Three mushroom varieties in particular – reishi, shiitake, and maitake – have been studied extensively and are proven to possess strong medicinal properties. If you can get your hands on them (usually in dried form), definitely stash a few in your pantry – they keep forever and can instantly turn any dish into something exotic and health supportive.
A very interesting tidbit: all mushrooms have to be cooked to receive the nutritional value. The cell walls cannot be digested unless they are tenderized by heat, so cook ‘em up!
This recipe is totally flexible, so venture out to find some interesting varieties of mushrooms you’ve never tasted before – I tried a riotous mix of shiitake, beech, oyster, chanterelle, brown button, and crimini. Remember to look for dried mushrooms too, especially if you live in a region where wild mushrooms aren’t in season yet. I used a combination of both fresh and dried, and even threw in the run-of-the-mill brown button mushrooms just because I had some on hand. Happily, all kinds of mushrooms are buddies and play together quite well. Don’t make this more complicated than it is; use what you can get!
Wild Mushrooms on Toast
ghee, olive oil or butter
2 shallots, thinly sliced
11 ounces / 300 grams mixed mushrooms, (try including shiitake, reishi, or maitake) wiped clean
3 cloves of garlic – 2 minced, 1 sliced in half
¼ cup walnuts
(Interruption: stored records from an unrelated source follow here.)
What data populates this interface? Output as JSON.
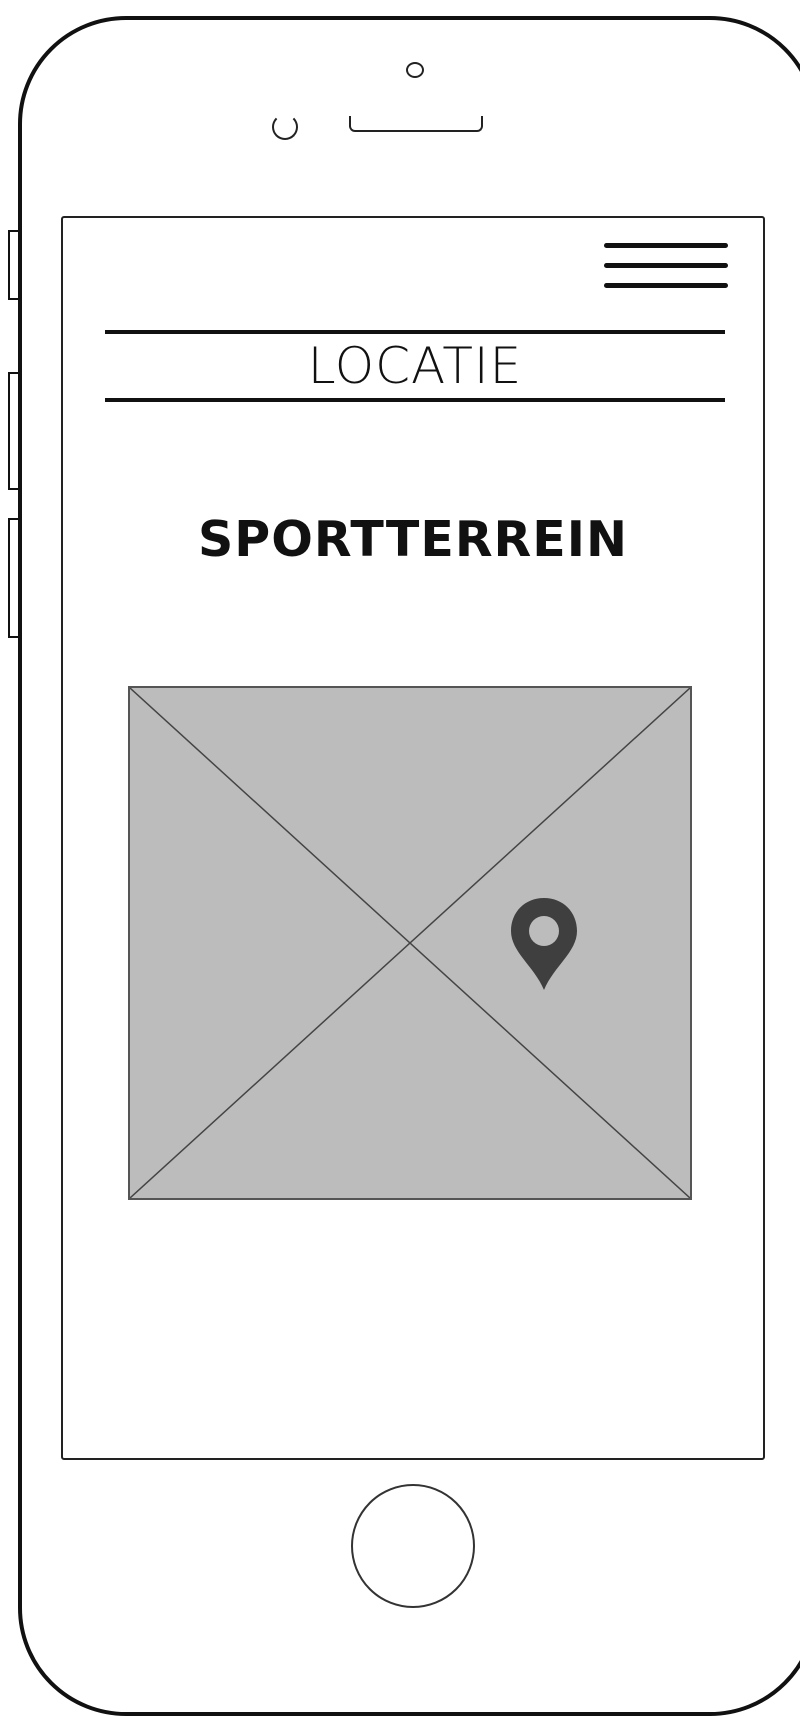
{
  "header": {
    "menu_icon": "hamburger-menu-icon",
    "title": "LOCATIE"
  },
  "main": {
    "location_name": "SPORTTERREIN",
    "map": {
      "placeholder_icon": "image-placeholder-icon",
      "pin_icon": "map-pin-icon",
      "pin_color": "#3f3f3f",
      "background_color": "#bcbcbc"
    }
  },
  "device": {
    "home_button_icon": "home-button-icon"
  }
}
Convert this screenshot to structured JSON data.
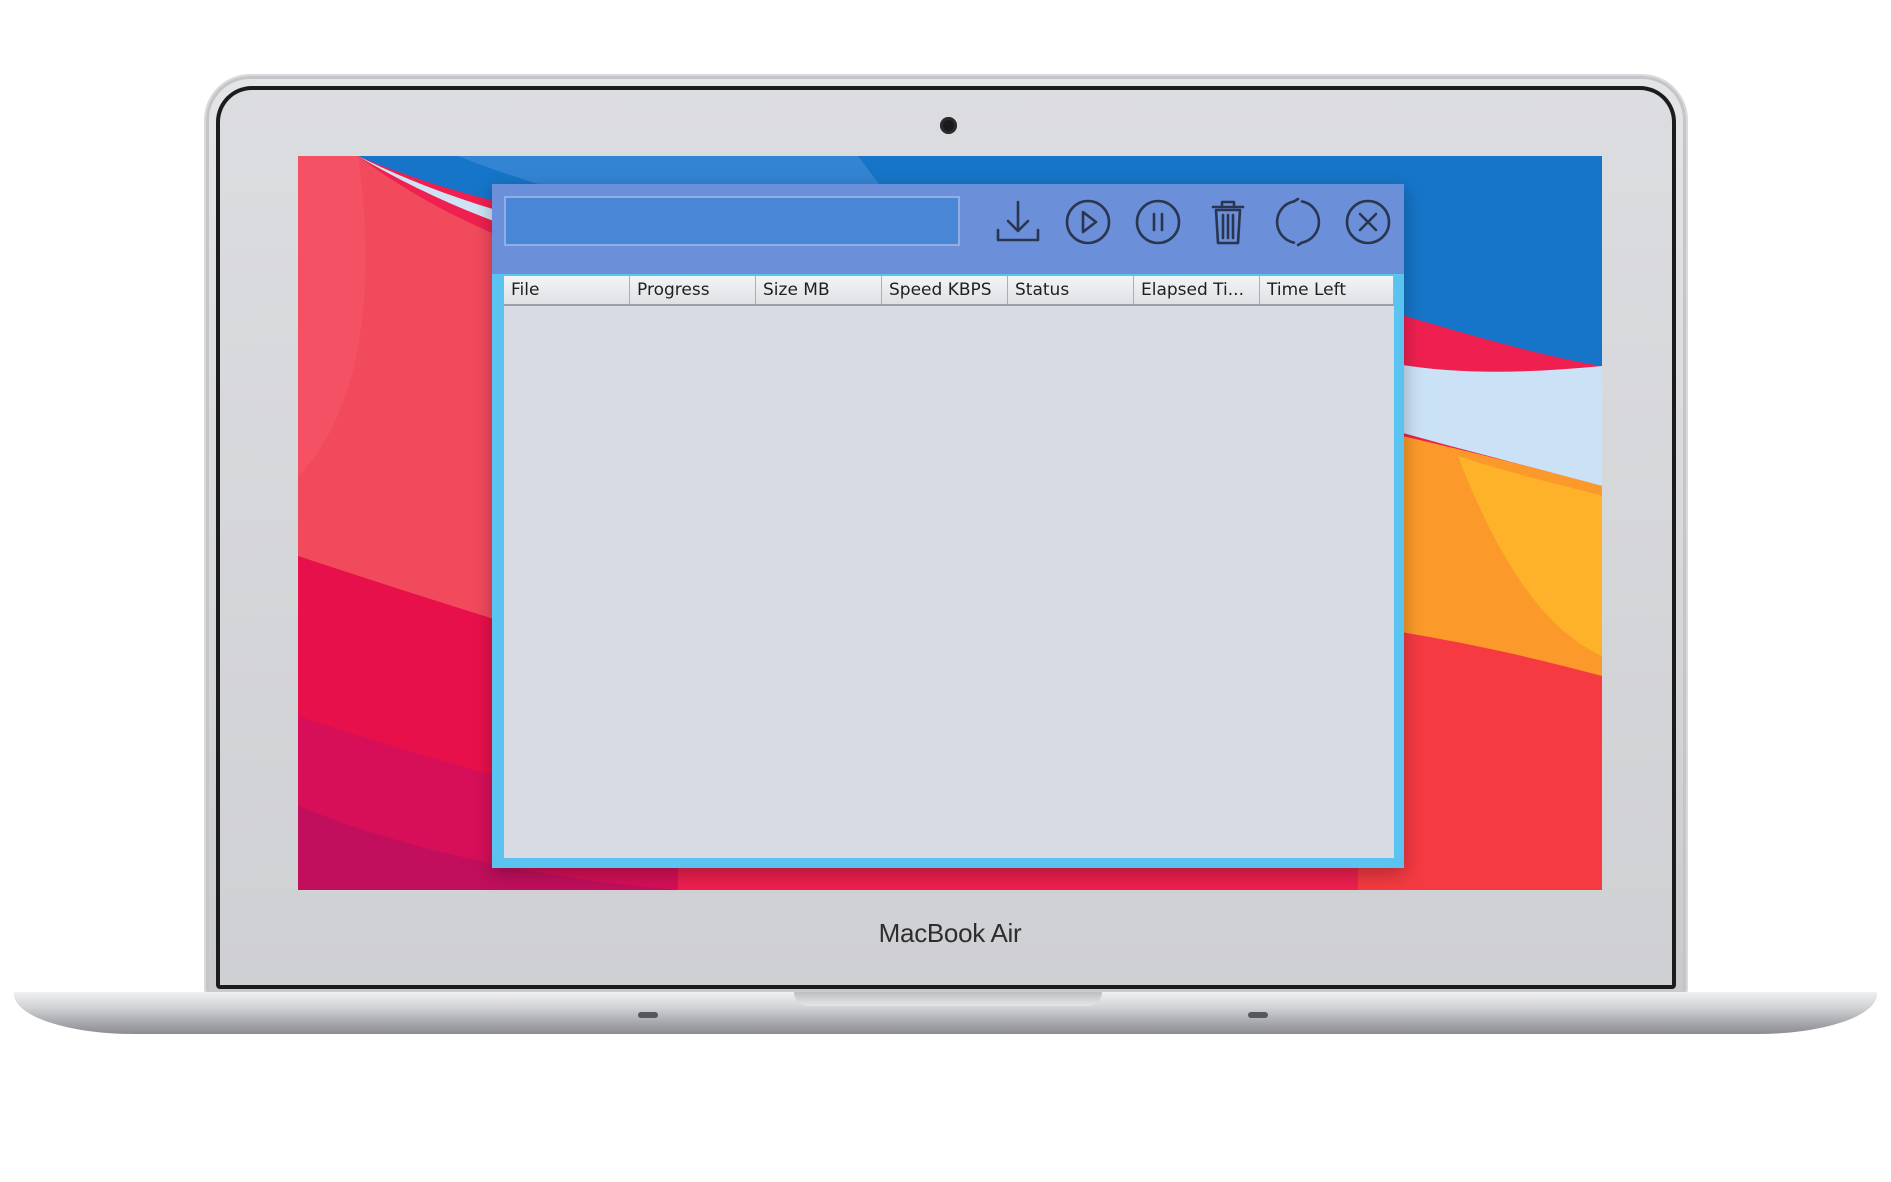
{
  "device": {
    "brand_label": "MacBook Air"
  },
  "app": {
    "url_input": {
      "value": "",
      "placeholder": ""
    },
    "toolbar": [
      {
        "name": "download-icon",
        "label": "Download"
      },
      {
        "name": "play-icon",
        "label": "Resume"
      },
      {
        "name": "pause-icon",
        "label": "Pause"
      },
      {
        "name": "trash-icon",
        "label": "Delete"
      },
      {
        "name": "refresh-icon",
        "label": "Restart"
      },
      {
        "name": "close-icon",
        "label": "Cancel"
      }
    ],
    "table": {
      "columns": [
        "File",
        "Progress",
        "Size MB",
        "Speed KBPS",
        "Status",
        "Elapsed Ti...",
        "Time Left"
      ],
      "rows": []
    }
  },
  "colors": {
    "window_frame": "#5bc3f0",
    "toolbar_bg": "#6b8fd9",
    "input_bg": "#4a86d6",
    "table_bg": "#d8dbe3",
    "icon_stroke": "#2a3550"
  }
}
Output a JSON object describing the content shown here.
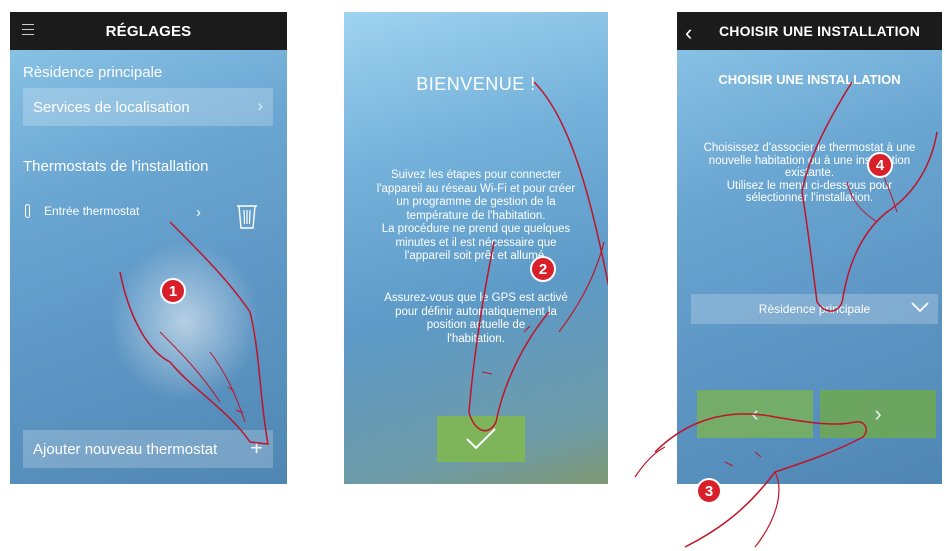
{
  "screen1": {
    "title": "RÉGLAGES",
    "section_residence": "Rèsidence principale",
    "location_services": "Services de localisation",
    "section_thermostats": "Thermostats de l'installation",
    "thermostat_entry": "Entrée thermostat",
    "add_thermostat": "Ajouter nouveau thermostat",
    "step": "1",
    "icons": [
      "menu-icon",
      "chevron-right-icon",
      "thermometer-icon",
      "trash-icon",
      "plus-icon"
    ]
  },
  "screen2": {
    "title": "BIENVENUE !",
    "paragraph1": [
      "Suivez les étapes pour connecter",
      "l'appareil au réseau Wi-Fi et pour créer",
      "un programme de gestion de la",
      "température de l'habitation.",
      "La procédure ne prend que quelques",
      "minutes et il est nécessaire que",
      "l'appareil soit prêt et allumé."
    ],
    "paragraph2": [
      "Assurez-vous que le GPS est activé",
      "pour définir automatiquement la",
      "position actuelle de",
      "l'habitation."
    ],
    "step": "2",
    "icons": [
      "checkmark-icon"
    ]
  },
  "screen3": {
    "header": "CHOISIR UNE INSTALLATION",
    "title": "CHOISIR UNE INSTALLATION",
    "text": [
      "Choisissez d'associer le thermostat à une",
      "nouvelle habitation ou à une installation",
      "existante.",
      "Utilisez le menu ci-dessous pour",
      "sélectionner l'installation."
    ],
    "selected_installation": "Rèsidence principale",
    "prev_label": "‹",
    "next_label": "›",
    "step_select": "4",
    "step_next": "3",
    "icons": [
      "back-chevron-icon",
      "chevron-down-icon"
    ]
  },
  "colors": {
    "topbar": "#1b1b1b",
    "accent_green": "#7eb55a",
    "badge_red": "#d9202a"
  }
}
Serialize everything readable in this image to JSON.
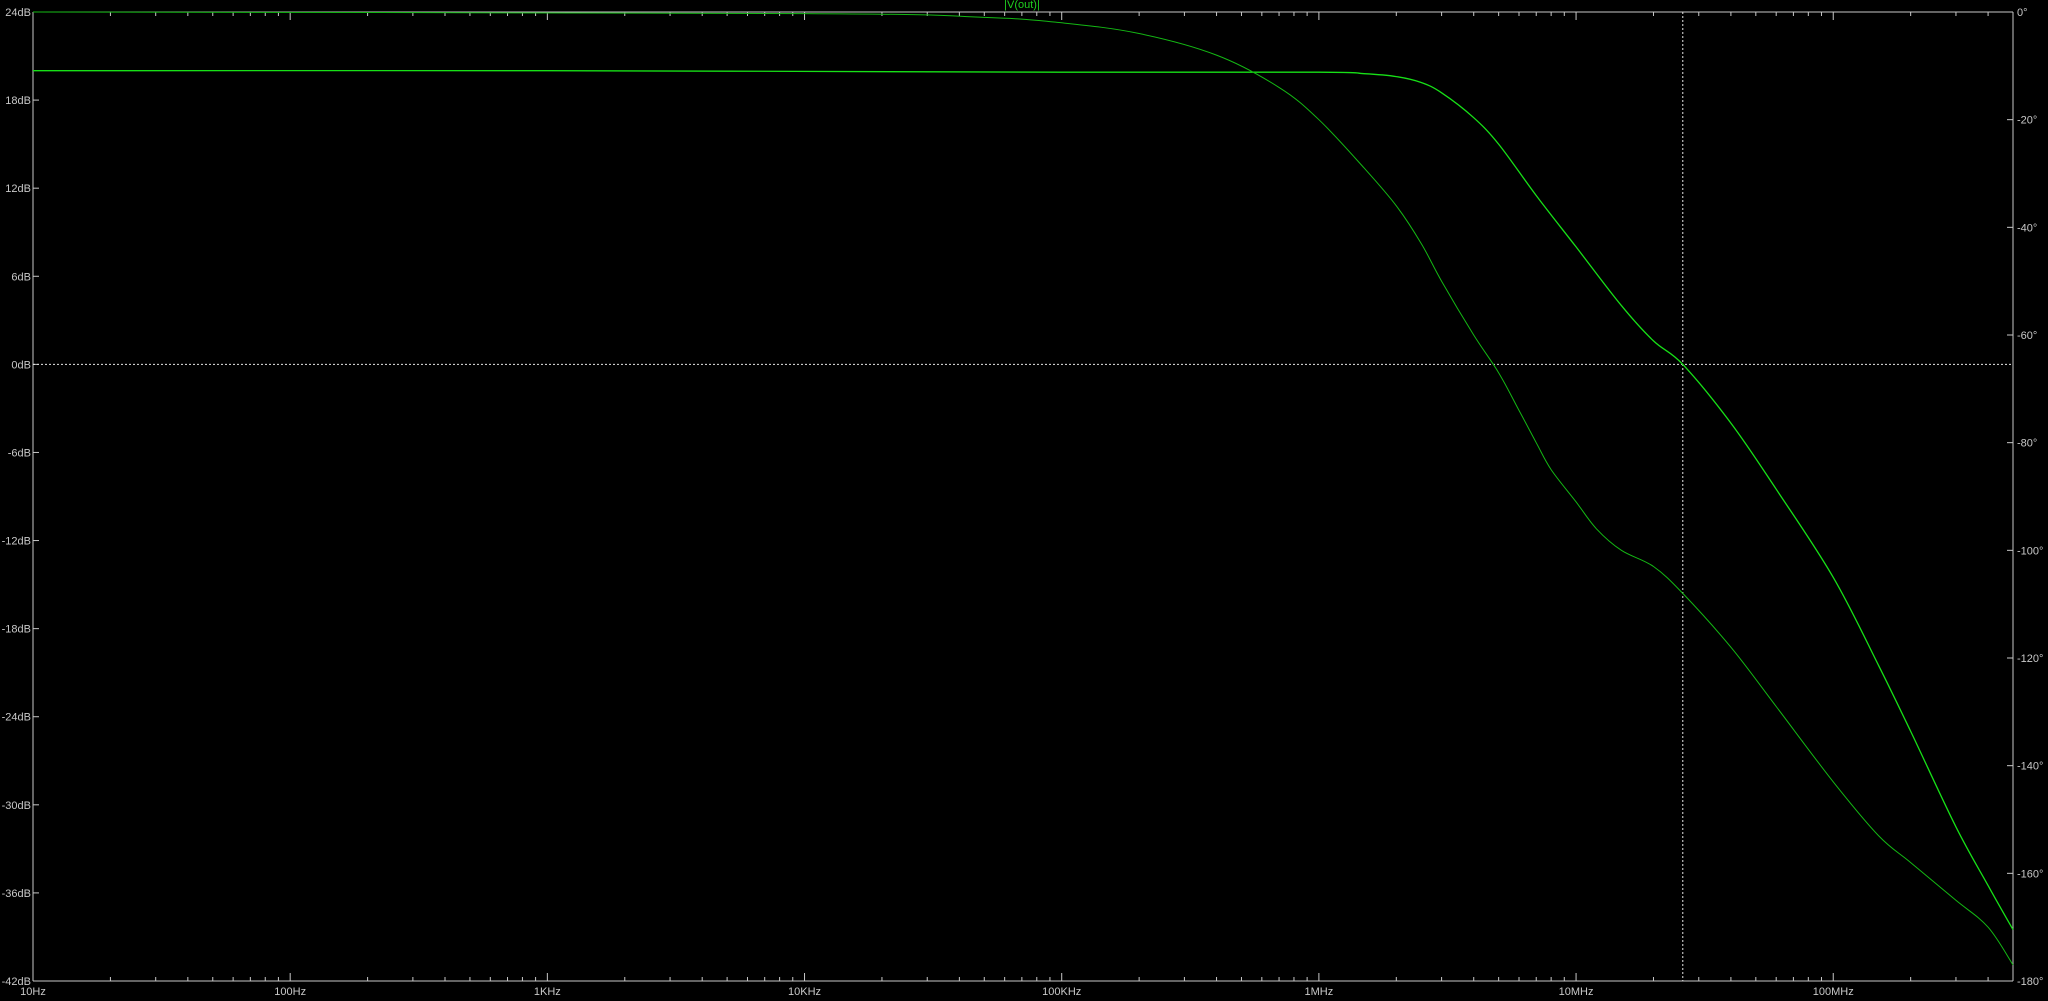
{
  "chart_data": {
    "type": "line",
    "title": "|V(out)|",
    "x_scale": "log",
    "xlim": [
      10,
      500000000
    ],
    "ylim": [
      -42,
      24
    ],
    "y2lim": [
      -180,
      0
    ],
    "x_ticks": [
      {
        "value": 10,
        "label": "10Hz"
      },
      {
        "value": 100,
        "label": "100Hz"
      },
      {
        "value": 1000,
        "label": "1KHz"
      },
      {
        "value": 10000,
        "label": "10KHz"
      },
      {
        "value": 100000,
        "label": "100KHz"
      },
      {
        "value": 1000000,
        "label": "1MHz"
      },
      {
        "value": 10000000,
        "label": "10MHz"
      },
      {
        "value": 100000000,
        "label": "100MHz"
      }
    ],
    "y_ticks": [
      {
        "value": 24,
        "label": "24dB"
      },
      {
        "value": 18,
        "label": "18dB"
      },
      {
        "value": 12,
        "label": "12dB"
      },
      {
        "value": 6,
        "label": "6dB"
      },
      {
        "value": 0,
        "label": "0dB"
      },
      {
        "value": -6,
        "label": "-6dB"
      },
      {
        "value": -12,
        "label": "-12dB"
      },
      {
        "value": -18,
        "label": "-18dB"
      },
      {
        "value": -24,
        "label": "-24dB"
      },
      {
        "value": -30,
        "label": "-30dB"
      },
      {
        "value": -36,
        "label": "-36dB"
      },
      {
        "value": -42,
        "label": "-42dB"
      }
    ],
    "y2_ticks": [
      {
        "value": 0,
        "label": "0°"
      },
      {
        "value": -20,
        "label": "-20°"
      },
      {
        "value": -40,
        "label": "-40°"
      },
      {
        "value": -60,
        "label": "-60°"
      },
      {
        "value": -80,
        "label": "-80°"
      },
      {
        "value": -100,
        "label": "-100°"
      },
      {
        "value": -120,
        "label": "-120°"
      },
      {
        "value": -140,
        "label": "-140°"
      },
      {
        "value": -160,
        "label": "-160°"
      },
      {
        "value": -180,
        "label": "-180°"
      }
    ],
    "grid": false,
    "cursor": {
      "x": 26000000,
      "y": 0
    },
    "series": [
      {
        "axis": "left",
        "color": "#17e017",
        "points": [
          [
            10,
            20.0
          ],
          [
            1000,
            20.0
          ],
          [
            100000,
            19.9
          ],
          [
            1000000,
            19.9
          ],
          [
            1500000,
            19.8
          ],
          [
            2000000,
            19.6
          ],
          [
            2500000,
            19.2
          ],
          [
            3000000,
            18.5
          ],
          [
            4000000,
            16.8
          ],
          [
            5000000,
            15.0
          ],
          [
            7000000,
            11.5
          ],
          [
            10000000,
            8.0
          ],
          [
            15000000,
            4.0
          ],
          [
            20000000,
            1.6
          ],
          [
            26000000,
            0.0
          ],
          [
            40000000,
            -4.0
          ],
          [
            60000000,
            -8.5
          ],
          [
            100000000,
            -14.5
          ],
          [
            150000000,
            -20.5
          ],
          [
            200000000,
            -25.0
          ],
          [
            300000000,
            -31.5
          ],
          [
            400000000,
            -35.5
          ],
          [
            500000000,
            -38.5
          ]
        ]
      },
      {
        "axis": "right",
        "color": "#14b814",
        "points": [
          [
            10,
            0
          ],
          [
            10000,
            -0.3
          ],
          [
            50000,
            -1
          ],
          [
            100000,
            -2
          ],
          [
            200000,
            -4
          ],
          [
            400000,
            -8
          ],
          [
            700000,
            -14
          ],
          [
            1000000,
            -20
          ],
          [
            1500000,
            -29
          ],
          [
            2000000,
            -36
          ],
          [
            2500000,
            -43
          ],
          [
            3000000,
            -50
          ],
          [
            4000000,
            -60
          ],
          [
            5000000,
            -67
          ],
          [
            6000000,
            -74
          ],
          [
            7000000,
            -80
          ],
          [
            8000000,
            -85
          ],
          [
            10000000,
            -91
          ],
          [
            12000000,
            -96
          ],
          [
            15000000,
            -100
          ],
          [
            20000000,
            -103
          ],
          [
            26000000,
            -108
          ],
          [
            40000000,
            -118
          ],
          [
            60000000,
            -129
          ],
          [
            100000000,
            -143
          ],
          [
            150000000,
            -153
          ],
          [
            200000000,
            -158
          ],
          [
            300000000,
            -165
          ],
          [
            400000000,
            -170
          ],
          [
            500000000,
            -177
          ]
        ]
      }
    ]
  }
}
a few sprigs of fresh thyme, leaves picked
freshly ground black pepper
1 or 2 good pinches dried crushed chilis
2 slices of toasted whole-grain sourdough bread
balsamic vinegar (optional)
1. Prepare the mushrooms: if fresh, simply wipe them off with a damp paper towel (do not wash them with water, as they will only absorb the liquid and get mushy when cooked). If dried, soak the mushrooms in lukewarm water for about an hour, until soft. Slice the lager mushrooms, leave the small ones whole.
2. In a large frying pan, heat ghee, butter or oil, then add sliced shallots. Sprinkle with sea salt and let cook on medium heat until the shallots begin to wilt and lose structure.
3. Add the mushrooms, making sure that they are not crowded in the pan (this ensures that the moisture that comes out of them can evaporate easily, and they will not boil in their own juices), toss a couple times to coat them in oil. Cook for a couple minutes, then add the walnuts, garlic, thyme, crushed chilis, some salt and pepper, and shake pan and leave to fry gently for 3 – 4 minutes.
5. When the mushrooms have browned nicely, add a knob of ghee or butter and a squeeze of lemon juice, and toss again.
6. Toast your bread until golden. Remove from toaster, and rub one side of each slice with the cut-side of a half clove of garlic.
7. Place toasts on a large plate and pile the mushrooms on top, sprinkle with extra thyme leaves, and a drizzle of balsamic vinegar, if desired.
This dish totally surprised me in its simplicity and palette-pleasing flavours. I know that I must be a little behind the time never having tried mushrooms on toast before, but I just never thought that something so seemingly basic could be so rich and delectably satisfying! In fact, I loved this meal so much, guess what was for breakfast on Sunday? Yup.
A glorious afterthought? Add a poached egg. Oh next weekend…hurry up and get here!
source: Haas, Elson M. Staying Healthy with Nutrition. Berkley, CA: Wiley, 2006.
Balch, Phyllis A. Prescription for Dietary Wellness. New York, NY: Penguin, 2003.